Attorney General Avichai Mendelblit and former State Prosecutor Shai Nitzan engaged in this behavior, Amir Ohana added, due to “arrogance and intoxication with power, in the belief that the public is stupid, doesn’t see and doesn’t hear.”

Ohana was responding to comments made by Mendelblit earlier in the day in response to reported comments by Ohana.
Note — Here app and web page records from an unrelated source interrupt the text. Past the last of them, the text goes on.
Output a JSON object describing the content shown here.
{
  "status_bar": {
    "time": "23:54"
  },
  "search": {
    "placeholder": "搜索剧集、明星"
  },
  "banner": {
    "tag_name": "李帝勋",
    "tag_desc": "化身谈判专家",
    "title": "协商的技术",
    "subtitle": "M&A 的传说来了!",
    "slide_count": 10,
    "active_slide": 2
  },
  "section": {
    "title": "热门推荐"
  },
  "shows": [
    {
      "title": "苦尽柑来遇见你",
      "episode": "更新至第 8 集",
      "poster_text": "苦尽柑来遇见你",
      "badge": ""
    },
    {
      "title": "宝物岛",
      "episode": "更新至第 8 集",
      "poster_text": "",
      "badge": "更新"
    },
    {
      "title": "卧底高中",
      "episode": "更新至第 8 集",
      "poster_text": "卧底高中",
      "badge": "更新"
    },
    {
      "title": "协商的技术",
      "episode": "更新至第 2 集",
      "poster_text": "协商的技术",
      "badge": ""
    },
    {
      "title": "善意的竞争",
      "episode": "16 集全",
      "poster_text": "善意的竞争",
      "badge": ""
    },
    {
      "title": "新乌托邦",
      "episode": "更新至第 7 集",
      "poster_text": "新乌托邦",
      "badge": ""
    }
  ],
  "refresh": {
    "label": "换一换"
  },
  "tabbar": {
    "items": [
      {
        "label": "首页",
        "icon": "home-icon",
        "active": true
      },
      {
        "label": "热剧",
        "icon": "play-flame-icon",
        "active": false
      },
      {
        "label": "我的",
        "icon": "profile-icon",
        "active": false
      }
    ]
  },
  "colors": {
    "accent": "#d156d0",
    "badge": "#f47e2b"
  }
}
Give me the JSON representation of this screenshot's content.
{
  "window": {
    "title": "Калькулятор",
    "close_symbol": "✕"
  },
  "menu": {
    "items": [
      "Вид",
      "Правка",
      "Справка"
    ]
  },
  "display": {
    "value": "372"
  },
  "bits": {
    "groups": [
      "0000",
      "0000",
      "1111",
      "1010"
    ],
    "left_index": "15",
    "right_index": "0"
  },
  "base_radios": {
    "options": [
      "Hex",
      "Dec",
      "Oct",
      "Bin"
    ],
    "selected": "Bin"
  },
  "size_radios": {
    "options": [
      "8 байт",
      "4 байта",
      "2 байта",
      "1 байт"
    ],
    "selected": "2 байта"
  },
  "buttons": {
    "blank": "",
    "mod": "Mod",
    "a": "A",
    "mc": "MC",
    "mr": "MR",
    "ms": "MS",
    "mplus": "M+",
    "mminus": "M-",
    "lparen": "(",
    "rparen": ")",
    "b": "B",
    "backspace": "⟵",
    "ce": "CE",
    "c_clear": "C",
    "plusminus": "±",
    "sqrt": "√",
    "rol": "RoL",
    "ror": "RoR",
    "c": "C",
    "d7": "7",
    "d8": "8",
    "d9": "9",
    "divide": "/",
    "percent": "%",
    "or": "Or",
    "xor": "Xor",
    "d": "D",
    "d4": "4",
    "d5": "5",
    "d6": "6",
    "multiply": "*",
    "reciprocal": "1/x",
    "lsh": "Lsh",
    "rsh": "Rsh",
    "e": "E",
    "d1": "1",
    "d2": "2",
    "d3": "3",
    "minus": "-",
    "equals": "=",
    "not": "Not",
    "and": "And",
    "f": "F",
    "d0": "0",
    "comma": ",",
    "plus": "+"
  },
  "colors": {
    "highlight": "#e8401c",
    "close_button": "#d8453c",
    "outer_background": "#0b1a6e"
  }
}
Mendelblit, speaking at a pre-Rosh Hashanah toast at the Justice Ministry, said that “a country where indicting an elected official is defined as ‘undermining democracy’ ... is a corrupt country.” But Ohana claimed Mendelblit had taken his comment about “undermining democracy” out of context.

“Had he been interested in what I really said – that is, the full statement, and not just the headlines – he would know that I said indicting an elected official, especially the prime minister, undermines democracy and thwarts the will of the voters, and therefore, if the prosecution does so, it must be without stain, ‘holier than the pope,’” Ohana said in his response. Instead, he charged, Mendelblit and Nitzan had engaged in “lies, illegal leaks, extortion of witness and contempt for due process” in the Netanyahu cases.

Mendelblit also said at the toast that Netanyahu “is a citizen of the country, too,” and therefore, his trial should be conducted “like any other criminal trial.”

Shai Nitzan (left) and Avichai Mendelblit at a farewell event for former Justice Minister Ayelet Shaked, Jerusalem, June 4, 2019.Credit: Emil Salman

In addition, he used the occasion to respond to Netanyahu’s claim that to avoid undermining public faith in their cases against the prime minister, the police and prosecution covered up misconduct in the case of Yakub Abu al-Kiyan, the Bedouin man who was shot and killed by police, and whose car then veered into a group of police officers, killing one.

“This is of course libel,” Mendelblit said, promising to cooperate with any investigation into a possible cover-up. “These crude lies must be exposed and denounced.”

Netanyahu based his claim largely on a Channel 12 report last week about Nitzan’s refusal to investigate then-Police Commissioner Roni Alsheich’s alleged leaks of material from the Abu al-Kiyan case. Despite acknowledging that Alsheich’s behavior was “scandalous,” Nitzan said in an email that it was better not to take action, for fear that it would undermine prosecution-police relations and because “it would only benefit those who wish the law enforcement system ill.”

Abu al-Kiyan’s car crashed into and killed policeman Erez Levy during a protest in Umm al-Hiran in 2017. The initial assumption was that Abu al-Kiyan had committed a car-ramming attack.

Two subsequent investigations, by the Shin Bet security service and the Justice Ministry department that investigates police misconduct, concluded that he wasn’t a terrorist, and likely crashed into Levy because he lost control of the car after being shot and wounded by police. Nevertheless, Nitzan closed the case against the policemen suspected of shooting him and said it was impossible to know whether or not Abu al-Kiyan he was a terrorist.

Comments